Chronic inflammatory demyelinating polyneuropathy (CIDP) is a disorder that affects the nerves outside of the brain and spinal cord (peripheral nerves). Specifically, the fatty covering, or sheath, that is wrapped around the out-side of a nerve cell is damaged. The covering is called myelin, and the damage is called demyelination. The nerve damage becomes apparent as weakness in the legs and arms increases in severity with time.

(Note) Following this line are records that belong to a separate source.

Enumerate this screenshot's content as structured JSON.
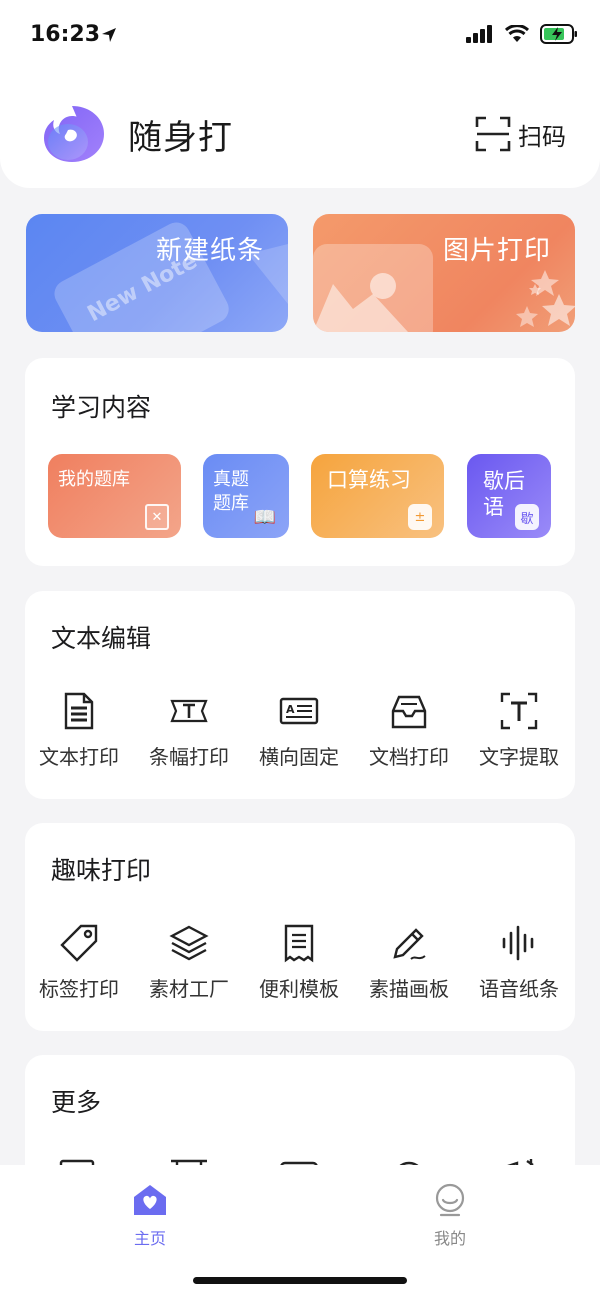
{
  "status_bar": {
    "time": "16:23"
  },
  "header": {
    "app_name": "随身打",
    "scan_label": "扫码"
  },
  "banners": {
    "new_note": "新建纸条",
    "new_note_watermark": "New Note",
    "image_print": "图片打印"
  },
  "study": {
    "title": "学习内容",
    "items": [
      {
        "label": "我的题库",
        "badge": "✕"
      },
      {
        "label": "真题\n题库",
        "badge": "📖"
      },
      {
        "label": "口算练习",
        "badge": "±"
      },
      {
        "label": "歇后\n语",
        "badge": "歇"
      }
    ]
  },
  "text_edit": {
    "title": "文本编辑",
    "items": [
      {
        "label": "文本打印",
        "icon": "document-icon"
      },
      {
        "label": "条幅打印",
        "icon": "banner-icon"
      },
      {
        "label": "横向固定",
        "icon": "landscape-icon"
      },
      {
        "label": "文档打印",
        "icon": "tray-icon"
      },
      {
        "label": "文字提取",
        "icon": "text-extract-icon"
      }
    ]
  },
  "fun_print": {
    "title": "趣味打印",
    "items": [
      {
        "label": "标签打印",
        "icon": "tag-icon"
      },
      {
        "label": "素材工厂",
        "icon": "layers-icon"
      },
      {
        "label": "便利模板",
        "icon": "receipt-icon"
      },
      {
        "label": "素描画板",
        "icon": "pencil-icon"
      },
      {
        "label": "语音纸条",
        "icon": "waveform-icon"
      }
    ]
  },
  "more": {
    "title": "更多"
  },
  "tabbar": {
    "items": [
      {
        "label": "主页",
        "active": true,
        "icon": "home-icon"
      },
      {
        "label": "我的",
        "active": false,
        "icon": "profile-icon"
      }
    ]
  },
  "colors": {
    "accent": "#6b6cf0",
    "note_banner": "#5b86f2",
    "image_banner": "#f08560"
  }
}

The demyelination of peripheral nerves causes a weakness in the legs and arms that grows progressively more severe over time. The ability of the limbs to feel sensory impulses such as touch, pain, and temperature can also be impaired. Typically, the malady is first apparent as a tingling or numbness in the toes and the fingers. The symptoms can both spread and become more severe with time.
The symptoms, treatment, and prognosis of CIDP is very similar to another nerve disease known as Guillain-Barré syndrome. In fact, CIDP has been historically known as "chronic Guillain-Barré syndrome" (Guillain-Barré syndrome is an acute malady whose symptoms appear and clear up more rapidly). Despite their similarities, however, CIDP and Guillain-Barré are two distinct conditions. CIDP is also known as chronic relapsing polyneuropathy.
CIDP can occur at any age. However, the malady is more common in young adults, and in men more than in women. The disorder is rare in the general population.
Brian Douglas Hoyle PhD, The Gale Group Inc., Gale, Detroit,